|International Classification||B44C3/08, B44C3/02, B44C1/10, B44C1/20, B44C5/04|
|Cooperative Classification||Y10T428/31605, Y10T156/1057, B44C3/082, Y10T428/24917, Y10T428/1438, Y10T428/24868, B44C3/02, B44C5/04, B44C1/20, Y10T428/26, B44C1/105|
|European Classification||B44C3/08B, B44C1/10B, B44C1/20, B44C3/02, B44C5/04|
|Apr 14, 1981||AS||Assignment|
Owner name: D.L. AULD COMPANY,THE, 1209 N. FIFTH ST., COLMBUS,
Free format text: ASSIGNMENT OF ASSIGNORS INTEREST.;ASSIGNOR:BREE, CHARLES E.;REEL/FRAME:003921/0270
Effective date: 19810903
|Nov 15, 1989||FPAY||Fee payment|
Year of fee payment: 4
|Dec 28, 1993||FPAY||Fee payment|
Year of fee payment: 8

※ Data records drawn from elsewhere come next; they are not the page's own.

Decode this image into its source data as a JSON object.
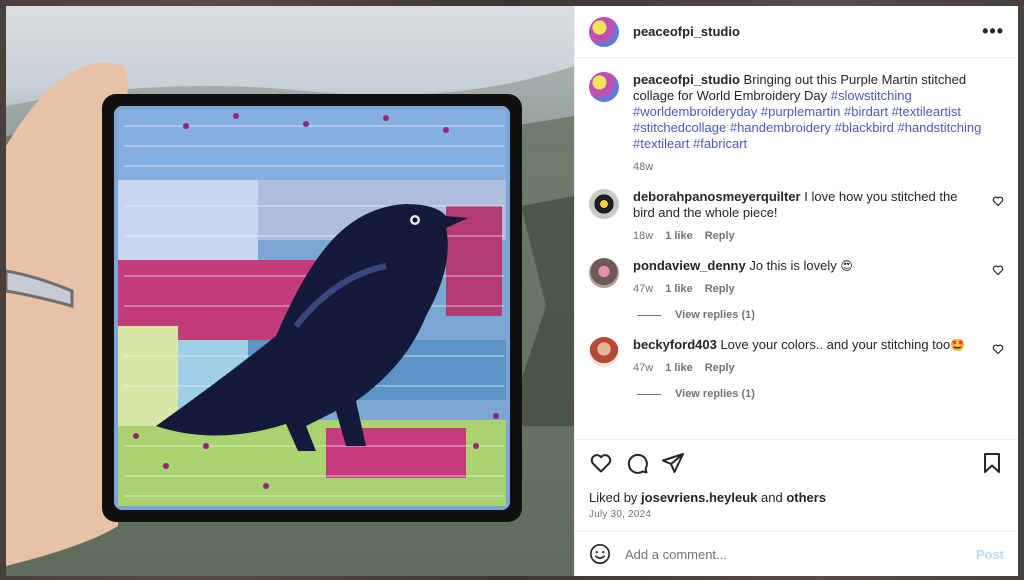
{
  "header": {
    "username": "peaceofpi_studio",
    "more_icon": "more-horizontal-icon"
  },
  "caption": {
    "username": "peaceofpi_studio",
    "text": "Bringing out this Purple Martin stitched collage for World Embroidery Day",
    "hashtags": "#slowstitching #worldembroideryday #purplemartin #birdart #textileartist #stitchedcollage #handembroidery #blackbird #handstitching #textileart #fabricart",
    "age": "48w"
  },
  "comments": [
    {
      "username": "deborahpanosmeyerquilter",
      "text": "I love how you stitched the bird and the whole piece!",
      "age": "18w",
      "likes": "1 like",
      "reply": "Reply"
    },
    {
      "username": "pondaview_denny",
      "text": "Jo this is lovely",
      "emoji": "😍",
      "age": "47w",
      "likes": "1 like",
      "reply": "Reply",
      "view_replies": "View replies (1)"
    },
    {
      "username": "beckyford403",
      "text": "Love your colors.. and your stitching too",
      "emoji": "🤩",
      "age": "47w",
      "likes": "1 like",
      "reply": "Reply",
      "view_replies": "View replies (1)"
    }
  ],
  "actions": {
    "icons": [
      "heart-icon",
      "comment-icon",
      "share-icon",
      "bookmark-icon"
    ],
    "liked_prefix": "Liked by",
    "liked_user": "josevriens.heyleuk",
    "liked_and": "and",
    "liked_others": "others",
    "date": "July 30, 2024"
  },
  "add_comment": {
    "placeholder": "Add a comment...",
    "post_label": "Post",
    "emoji_icon": "emoji-icon"
  },
  "colors": {
    "hashtag": "#4a5ac7",
    "post_button_disabled": "#b2dffc",
    "secondary_text": "#737373"
  }
}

|Dec 29, 1997||FPAY||Fee payment|
Year of fee payment: 12